• ENTRIES SUPPLIED
BEGIN

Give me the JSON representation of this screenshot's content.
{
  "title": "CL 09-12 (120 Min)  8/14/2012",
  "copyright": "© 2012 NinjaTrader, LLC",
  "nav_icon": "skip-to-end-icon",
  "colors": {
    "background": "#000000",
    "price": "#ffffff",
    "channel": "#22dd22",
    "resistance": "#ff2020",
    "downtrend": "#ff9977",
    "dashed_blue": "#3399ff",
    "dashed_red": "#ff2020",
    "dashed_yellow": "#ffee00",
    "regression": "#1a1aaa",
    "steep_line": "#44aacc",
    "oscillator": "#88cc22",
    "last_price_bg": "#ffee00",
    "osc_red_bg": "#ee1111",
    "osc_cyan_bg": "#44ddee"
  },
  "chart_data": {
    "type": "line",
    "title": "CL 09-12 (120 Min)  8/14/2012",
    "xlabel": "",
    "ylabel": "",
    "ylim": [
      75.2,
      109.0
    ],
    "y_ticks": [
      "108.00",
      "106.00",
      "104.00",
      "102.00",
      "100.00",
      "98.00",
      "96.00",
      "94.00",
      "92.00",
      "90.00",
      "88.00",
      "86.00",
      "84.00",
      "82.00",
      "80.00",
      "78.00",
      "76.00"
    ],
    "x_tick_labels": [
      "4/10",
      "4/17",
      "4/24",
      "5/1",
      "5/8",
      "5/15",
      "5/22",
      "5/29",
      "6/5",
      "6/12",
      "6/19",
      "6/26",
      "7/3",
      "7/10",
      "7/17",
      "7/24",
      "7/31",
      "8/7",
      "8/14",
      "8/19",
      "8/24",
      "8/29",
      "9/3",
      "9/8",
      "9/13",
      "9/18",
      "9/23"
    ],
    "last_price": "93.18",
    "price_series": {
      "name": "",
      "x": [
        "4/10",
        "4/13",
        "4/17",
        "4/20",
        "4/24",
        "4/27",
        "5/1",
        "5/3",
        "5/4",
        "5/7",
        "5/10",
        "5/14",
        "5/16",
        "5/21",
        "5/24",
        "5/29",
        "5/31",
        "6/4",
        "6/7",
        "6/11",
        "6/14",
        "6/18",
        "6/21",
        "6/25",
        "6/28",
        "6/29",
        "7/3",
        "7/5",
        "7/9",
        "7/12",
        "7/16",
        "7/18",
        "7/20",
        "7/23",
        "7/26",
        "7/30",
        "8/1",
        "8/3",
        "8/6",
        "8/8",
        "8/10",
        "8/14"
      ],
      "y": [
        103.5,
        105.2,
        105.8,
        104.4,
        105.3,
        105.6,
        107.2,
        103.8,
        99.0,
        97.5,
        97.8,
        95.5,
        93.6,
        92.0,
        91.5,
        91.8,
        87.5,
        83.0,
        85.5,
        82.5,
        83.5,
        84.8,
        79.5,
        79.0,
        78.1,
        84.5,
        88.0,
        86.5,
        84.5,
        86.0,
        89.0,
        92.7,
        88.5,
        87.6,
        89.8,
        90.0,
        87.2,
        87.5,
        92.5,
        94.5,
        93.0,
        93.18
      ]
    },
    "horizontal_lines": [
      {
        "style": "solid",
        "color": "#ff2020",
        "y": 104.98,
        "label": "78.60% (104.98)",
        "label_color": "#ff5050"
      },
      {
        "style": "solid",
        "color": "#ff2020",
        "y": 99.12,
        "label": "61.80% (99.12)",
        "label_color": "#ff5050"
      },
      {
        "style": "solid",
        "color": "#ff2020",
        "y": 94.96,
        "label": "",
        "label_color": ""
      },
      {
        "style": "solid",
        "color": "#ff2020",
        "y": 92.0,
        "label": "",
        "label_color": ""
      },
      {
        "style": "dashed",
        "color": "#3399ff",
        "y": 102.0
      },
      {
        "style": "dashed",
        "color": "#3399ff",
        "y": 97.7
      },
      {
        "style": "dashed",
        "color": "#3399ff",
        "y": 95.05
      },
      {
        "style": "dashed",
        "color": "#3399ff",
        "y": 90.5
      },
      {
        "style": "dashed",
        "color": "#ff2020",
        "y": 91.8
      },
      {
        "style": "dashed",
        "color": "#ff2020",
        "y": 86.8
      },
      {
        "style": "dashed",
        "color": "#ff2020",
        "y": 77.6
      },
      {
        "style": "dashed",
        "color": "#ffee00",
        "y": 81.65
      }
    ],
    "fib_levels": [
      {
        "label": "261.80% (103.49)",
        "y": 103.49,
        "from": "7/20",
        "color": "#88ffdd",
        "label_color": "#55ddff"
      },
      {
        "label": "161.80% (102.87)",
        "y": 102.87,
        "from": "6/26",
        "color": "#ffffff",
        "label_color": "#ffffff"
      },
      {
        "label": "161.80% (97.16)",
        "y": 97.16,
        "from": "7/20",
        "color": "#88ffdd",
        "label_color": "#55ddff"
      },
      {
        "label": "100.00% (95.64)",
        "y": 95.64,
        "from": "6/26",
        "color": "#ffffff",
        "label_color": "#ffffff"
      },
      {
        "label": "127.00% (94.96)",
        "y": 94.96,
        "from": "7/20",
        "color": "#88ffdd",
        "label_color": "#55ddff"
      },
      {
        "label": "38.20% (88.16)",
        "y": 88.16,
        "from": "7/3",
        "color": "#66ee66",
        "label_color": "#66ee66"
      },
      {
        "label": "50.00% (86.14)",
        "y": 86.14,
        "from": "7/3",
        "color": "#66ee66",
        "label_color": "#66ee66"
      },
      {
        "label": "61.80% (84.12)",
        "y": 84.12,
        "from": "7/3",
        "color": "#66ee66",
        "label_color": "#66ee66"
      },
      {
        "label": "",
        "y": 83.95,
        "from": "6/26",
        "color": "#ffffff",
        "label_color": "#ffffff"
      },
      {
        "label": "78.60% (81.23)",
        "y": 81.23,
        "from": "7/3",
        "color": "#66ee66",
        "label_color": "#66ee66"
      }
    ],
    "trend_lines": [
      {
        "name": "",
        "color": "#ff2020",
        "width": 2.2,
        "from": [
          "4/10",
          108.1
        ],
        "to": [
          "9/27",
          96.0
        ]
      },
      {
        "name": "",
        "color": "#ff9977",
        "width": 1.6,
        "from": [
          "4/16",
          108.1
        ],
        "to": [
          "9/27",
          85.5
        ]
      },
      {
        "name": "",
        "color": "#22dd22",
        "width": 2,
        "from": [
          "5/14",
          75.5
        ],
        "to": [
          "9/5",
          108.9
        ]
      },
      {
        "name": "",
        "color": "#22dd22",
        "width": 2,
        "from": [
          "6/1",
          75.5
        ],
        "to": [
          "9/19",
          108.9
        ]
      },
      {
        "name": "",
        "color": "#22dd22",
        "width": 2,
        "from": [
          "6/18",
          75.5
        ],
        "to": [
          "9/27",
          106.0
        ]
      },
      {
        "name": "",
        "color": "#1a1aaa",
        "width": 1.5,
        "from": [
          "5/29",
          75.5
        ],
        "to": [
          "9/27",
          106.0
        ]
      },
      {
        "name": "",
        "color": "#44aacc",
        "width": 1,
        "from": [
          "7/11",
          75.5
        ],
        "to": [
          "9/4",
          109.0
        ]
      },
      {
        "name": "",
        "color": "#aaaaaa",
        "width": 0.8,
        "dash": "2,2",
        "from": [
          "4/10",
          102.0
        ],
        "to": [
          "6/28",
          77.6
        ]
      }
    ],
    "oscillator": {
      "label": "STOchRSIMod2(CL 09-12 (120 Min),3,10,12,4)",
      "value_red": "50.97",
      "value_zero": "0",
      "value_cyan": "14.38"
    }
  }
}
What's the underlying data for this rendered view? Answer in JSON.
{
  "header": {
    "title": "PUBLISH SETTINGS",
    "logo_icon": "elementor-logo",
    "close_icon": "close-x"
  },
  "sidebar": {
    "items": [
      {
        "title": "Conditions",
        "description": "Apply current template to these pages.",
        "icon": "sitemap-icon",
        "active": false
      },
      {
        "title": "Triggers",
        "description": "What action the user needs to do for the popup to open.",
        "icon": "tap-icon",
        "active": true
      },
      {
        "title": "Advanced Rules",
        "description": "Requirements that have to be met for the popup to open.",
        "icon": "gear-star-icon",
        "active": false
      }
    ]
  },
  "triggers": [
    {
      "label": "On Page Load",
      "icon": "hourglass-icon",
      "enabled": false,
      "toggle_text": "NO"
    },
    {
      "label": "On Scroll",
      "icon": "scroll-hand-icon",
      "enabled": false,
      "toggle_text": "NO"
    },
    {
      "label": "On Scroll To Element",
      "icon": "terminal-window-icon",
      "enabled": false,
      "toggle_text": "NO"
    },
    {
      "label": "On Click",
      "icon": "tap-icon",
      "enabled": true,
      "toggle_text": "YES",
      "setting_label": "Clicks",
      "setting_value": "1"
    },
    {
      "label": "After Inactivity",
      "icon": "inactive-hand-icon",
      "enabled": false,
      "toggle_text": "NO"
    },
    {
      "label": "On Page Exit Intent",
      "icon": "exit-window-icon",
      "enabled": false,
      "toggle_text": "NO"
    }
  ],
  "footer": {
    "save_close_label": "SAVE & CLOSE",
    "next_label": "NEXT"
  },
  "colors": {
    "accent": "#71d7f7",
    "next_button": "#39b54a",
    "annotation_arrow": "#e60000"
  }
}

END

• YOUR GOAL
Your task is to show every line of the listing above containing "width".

• ANSWER SPACE
        "width": 2.2,
        "width": 1.6,
        "width": 2,
        "width": 2,
        "width": 2,
        "width": 1.5,
        "width": 1,
        "width": 0.8,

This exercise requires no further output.